On the last session with my local butcher, Cleavers of Old York Road, Wandsworth, I jointed a chicken and broke down a leg of lamb. This time we’ve stepped up into a whole lamb.
When it’s hung up in the freezer, you always think “that looks quite small”. And considering the amount of wool and skin that’s been removed, it is. But it’s still a hefty bit of meat that’s too heavy for me to carry.
We started by taking off the top section that’s the shoulder of lamb by cutting along the 5th rib from the neck. The knife runs surprisingly easy down the side once you break through the fatty edge at the top on the first cut. Then you have to saw through the spine leaving the top section with the shoulder and the bottom section with the rack, belly and leg of lamb. Before you can remove the shoulder of lamb from the ribs, you also need to saw off the scrag, that is, the neck stump.
This video is a pretty good overview of the shoulder prepping and rolling process.
Once you have your top section of the lamb, place the cut on the board with the spine at the bottom. Using the tip of a boning knife, you need to cut as close to the rib as possible, scraping the meat away from the rib. Gravity will help to pull the meat away from the rib too. Towards the base of the rib, the bone curves round so you will need to follow the line, otherwise you will end up cutting into the neck fillet like I did. Doing this on both sides of the ribcage will give you two shoulders of lamb.
To prepare the shoulder for rolling, the first thing you need to do is joint the shank. To do this just pull the leg down, opening what’s effectively the elbow joint, and cut through the meat, then prise open the joint.
Once you’ve removed the shank, there are two remaining bones that need to be removed. The leg bone is pretty easy to spot and it’s just a matter of tunneling in from both ends, scraping the meat off the bone, to remove it. The shoulder-blade is a lot harder as you need to carve it out from the shoulder. It should be somewhere in the middle of the shoulder, fairly close to the surface of the meat rather than the skin, and you will need to carve the meat away from all sides.
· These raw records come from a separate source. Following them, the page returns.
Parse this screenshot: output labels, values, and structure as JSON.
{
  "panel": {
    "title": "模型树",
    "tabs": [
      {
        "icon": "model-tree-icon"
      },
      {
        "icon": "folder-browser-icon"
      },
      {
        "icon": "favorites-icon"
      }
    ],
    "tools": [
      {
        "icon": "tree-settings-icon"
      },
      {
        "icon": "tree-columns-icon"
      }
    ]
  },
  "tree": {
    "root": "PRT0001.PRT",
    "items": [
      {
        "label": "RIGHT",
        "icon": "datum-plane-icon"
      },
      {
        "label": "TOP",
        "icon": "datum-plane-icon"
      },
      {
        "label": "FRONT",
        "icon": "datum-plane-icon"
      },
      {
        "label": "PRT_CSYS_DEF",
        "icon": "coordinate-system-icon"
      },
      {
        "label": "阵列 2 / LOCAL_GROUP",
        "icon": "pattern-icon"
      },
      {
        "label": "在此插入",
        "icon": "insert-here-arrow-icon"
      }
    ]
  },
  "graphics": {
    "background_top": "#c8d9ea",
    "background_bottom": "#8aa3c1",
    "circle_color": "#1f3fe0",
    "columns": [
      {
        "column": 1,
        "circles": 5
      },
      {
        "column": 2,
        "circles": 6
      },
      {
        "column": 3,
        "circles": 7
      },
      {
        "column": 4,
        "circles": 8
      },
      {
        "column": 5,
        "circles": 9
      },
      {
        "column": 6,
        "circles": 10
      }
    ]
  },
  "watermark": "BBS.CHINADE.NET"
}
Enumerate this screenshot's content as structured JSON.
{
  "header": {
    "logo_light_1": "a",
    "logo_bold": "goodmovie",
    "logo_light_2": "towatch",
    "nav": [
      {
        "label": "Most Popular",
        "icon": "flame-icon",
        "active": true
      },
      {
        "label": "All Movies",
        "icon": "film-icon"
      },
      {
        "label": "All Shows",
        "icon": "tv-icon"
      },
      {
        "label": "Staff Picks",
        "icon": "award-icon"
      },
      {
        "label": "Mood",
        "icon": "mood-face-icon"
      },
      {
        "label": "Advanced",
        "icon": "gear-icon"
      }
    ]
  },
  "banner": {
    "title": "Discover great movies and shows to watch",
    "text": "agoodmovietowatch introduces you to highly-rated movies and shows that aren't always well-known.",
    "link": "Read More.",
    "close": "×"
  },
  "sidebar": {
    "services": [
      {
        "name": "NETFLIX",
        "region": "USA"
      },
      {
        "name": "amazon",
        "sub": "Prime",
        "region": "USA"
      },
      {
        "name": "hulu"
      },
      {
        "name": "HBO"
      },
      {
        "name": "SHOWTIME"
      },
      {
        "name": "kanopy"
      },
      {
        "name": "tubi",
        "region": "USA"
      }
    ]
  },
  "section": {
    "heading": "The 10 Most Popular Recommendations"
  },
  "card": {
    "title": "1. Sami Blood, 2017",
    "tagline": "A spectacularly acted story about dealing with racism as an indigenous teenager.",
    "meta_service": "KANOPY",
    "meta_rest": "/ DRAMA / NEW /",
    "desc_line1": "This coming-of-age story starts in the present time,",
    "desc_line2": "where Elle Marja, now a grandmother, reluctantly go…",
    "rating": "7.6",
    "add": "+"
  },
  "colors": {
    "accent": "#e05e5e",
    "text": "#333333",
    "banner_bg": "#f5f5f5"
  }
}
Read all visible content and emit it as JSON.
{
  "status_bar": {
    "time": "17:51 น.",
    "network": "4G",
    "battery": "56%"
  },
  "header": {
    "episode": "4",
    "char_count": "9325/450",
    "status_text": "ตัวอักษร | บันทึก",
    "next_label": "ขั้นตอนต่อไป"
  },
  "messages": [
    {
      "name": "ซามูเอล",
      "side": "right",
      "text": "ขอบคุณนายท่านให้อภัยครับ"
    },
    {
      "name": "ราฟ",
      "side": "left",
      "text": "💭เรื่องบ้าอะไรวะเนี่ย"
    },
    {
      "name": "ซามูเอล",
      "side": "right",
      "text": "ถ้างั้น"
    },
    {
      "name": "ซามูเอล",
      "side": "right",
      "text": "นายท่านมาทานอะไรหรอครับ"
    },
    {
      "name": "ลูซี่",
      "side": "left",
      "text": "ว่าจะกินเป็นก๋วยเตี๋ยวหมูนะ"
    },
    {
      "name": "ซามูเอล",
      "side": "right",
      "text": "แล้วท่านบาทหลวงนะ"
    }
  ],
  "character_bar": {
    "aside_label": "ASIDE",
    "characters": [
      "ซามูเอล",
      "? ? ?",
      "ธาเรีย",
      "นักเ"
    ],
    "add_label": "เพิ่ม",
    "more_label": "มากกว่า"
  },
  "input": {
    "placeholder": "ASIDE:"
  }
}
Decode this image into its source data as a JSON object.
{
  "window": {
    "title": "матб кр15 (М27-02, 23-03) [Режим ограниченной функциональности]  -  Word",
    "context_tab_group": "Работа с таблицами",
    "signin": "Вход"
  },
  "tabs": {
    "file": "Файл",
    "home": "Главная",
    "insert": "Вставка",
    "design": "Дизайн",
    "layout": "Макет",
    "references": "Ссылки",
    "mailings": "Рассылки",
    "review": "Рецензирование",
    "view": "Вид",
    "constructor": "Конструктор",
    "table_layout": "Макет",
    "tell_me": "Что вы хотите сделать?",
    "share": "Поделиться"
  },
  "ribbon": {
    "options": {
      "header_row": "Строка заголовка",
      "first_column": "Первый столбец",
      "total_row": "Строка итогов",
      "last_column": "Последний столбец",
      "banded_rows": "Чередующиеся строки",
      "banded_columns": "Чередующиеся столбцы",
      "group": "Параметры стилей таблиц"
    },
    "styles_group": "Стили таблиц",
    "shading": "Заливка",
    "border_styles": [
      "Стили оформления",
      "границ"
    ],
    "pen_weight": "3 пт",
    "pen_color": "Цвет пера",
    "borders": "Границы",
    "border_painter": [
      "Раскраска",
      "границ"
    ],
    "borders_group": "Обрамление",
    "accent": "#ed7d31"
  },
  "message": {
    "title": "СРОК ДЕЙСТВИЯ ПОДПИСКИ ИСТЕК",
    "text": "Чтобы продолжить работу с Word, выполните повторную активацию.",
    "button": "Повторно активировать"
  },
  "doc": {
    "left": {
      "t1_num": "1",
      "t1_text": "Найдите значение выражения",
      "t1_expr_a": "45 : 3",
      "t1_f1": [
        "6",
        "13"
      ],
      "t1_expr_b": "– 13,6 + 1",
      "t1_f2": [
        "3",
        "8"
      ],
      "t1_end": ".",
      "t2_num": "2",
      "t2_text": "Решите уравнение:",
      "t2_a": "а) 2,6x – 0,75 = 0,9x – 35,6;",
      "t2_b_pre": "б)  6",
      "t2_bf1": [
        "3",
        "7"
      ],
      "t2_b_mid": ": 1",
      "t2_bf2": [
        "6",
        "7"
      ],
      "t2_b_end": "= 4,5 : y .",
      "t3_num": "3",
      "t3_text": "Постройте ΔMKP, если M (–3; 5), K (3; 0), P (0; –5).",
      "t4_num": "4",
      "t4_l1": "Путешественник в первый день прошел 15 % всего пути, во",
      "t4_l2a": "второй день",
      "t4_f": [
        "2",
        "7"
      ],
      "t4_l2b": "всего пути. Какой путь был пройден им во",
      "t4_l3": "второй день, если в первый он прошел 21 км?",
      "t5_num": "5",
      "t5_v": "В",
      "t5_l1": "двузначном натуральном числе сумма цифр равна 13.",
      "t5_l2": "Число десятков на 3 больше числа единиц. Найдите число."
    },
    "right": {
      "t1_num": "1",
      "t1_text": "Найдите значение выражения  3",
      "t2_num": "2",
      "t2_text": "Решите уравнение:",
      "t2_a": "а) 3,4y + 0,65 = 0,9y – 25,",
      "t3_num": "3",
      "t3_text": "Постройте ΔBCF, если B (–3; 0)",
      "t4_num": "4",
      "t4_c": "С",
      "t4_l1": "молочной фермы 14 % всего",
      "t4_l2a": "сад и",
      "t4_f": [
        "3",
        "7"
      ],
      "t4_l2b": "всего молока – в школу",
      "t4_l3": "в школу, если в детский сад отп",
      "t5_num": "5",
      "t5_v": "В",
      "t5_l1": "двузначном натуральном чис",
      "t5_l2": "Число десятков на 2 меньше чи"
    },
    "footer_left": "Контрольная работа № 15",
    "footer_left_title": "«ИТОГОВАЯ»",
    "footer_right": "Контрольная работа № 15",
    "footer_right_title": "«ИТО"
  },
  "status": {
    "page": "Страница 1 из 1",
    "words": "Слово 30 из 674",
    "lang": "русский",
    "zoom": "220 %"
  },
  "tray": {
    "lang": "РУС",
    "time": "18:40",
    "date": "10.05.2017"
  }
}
After you’ve removed all the bones, you will also need to trim the excess fat, tendons and glands. These are all pretty easy to spot being white rather than the pink flesh. There’s also a paddywack on one of the sides that you will need to remove. Finally all you need to do is roll the lamb shoulder by folding in the meat from both sides and tying butchers’ knots around the joint, starting from the middle and then moving your way in from both sides.
The next two sections are comparatively easier to do. First cut out the rack of lamb by basically cutting off the entire section with ribs. The next section is the belly of lamb, which joins on to the leg of lamb.
The rack of lamb is what creates the crowns and shanks that you see displayed. To separate them from the spine, you will need to saw through the ribs from the inside without cutting through the flesh. Then you will need to carve around the spine at the base to remove the shank.
To create that classic exposed bones look, put the rack of lamb on the board skin side up. Cut, using the bit where the flesh begins to plump up as a guide, lengthways along the rack and then scrape the meat off the bone. You need to remove the flesh on the side that has less meat of course, in other words, where it was further from the spine. Then it’s on to the time-consuming job of removing all the flesh from the exposed bone, including the areas between the bones.
The belly of lamb doesn’t require much work except to remove it from the spine by carving around the bone. And of course the leg of lamb is the same as before. And that makes up a whole lamb.